> Exercise prompt
Since only the total is wanted, give the number of lines in the listing below that hold the string "name" and add nothing.

----------

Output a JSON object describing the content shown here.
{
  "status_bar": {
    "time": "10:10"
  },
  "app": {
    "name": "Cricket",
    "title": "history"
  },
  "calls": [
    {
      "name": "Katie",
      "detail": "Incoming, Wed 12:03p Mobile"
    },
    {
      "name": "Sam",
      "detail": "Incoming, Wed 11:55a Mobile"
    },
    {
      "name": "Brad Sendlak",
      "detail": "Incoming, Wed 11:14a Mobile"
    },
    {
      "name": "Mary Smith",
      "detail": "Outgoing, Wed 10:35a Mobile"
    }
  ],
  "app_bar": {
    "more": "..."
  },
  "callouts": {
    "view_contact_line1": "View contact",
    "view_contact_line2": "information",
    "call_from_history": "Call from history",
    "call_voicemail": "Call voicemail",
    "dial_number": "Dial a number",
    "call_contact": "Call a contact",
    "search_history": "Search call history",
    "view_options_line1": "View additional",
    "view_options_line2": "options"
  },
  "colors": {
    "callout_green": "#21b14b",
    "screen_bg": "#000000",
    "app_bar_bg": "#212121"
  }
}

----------

> Output for this task
5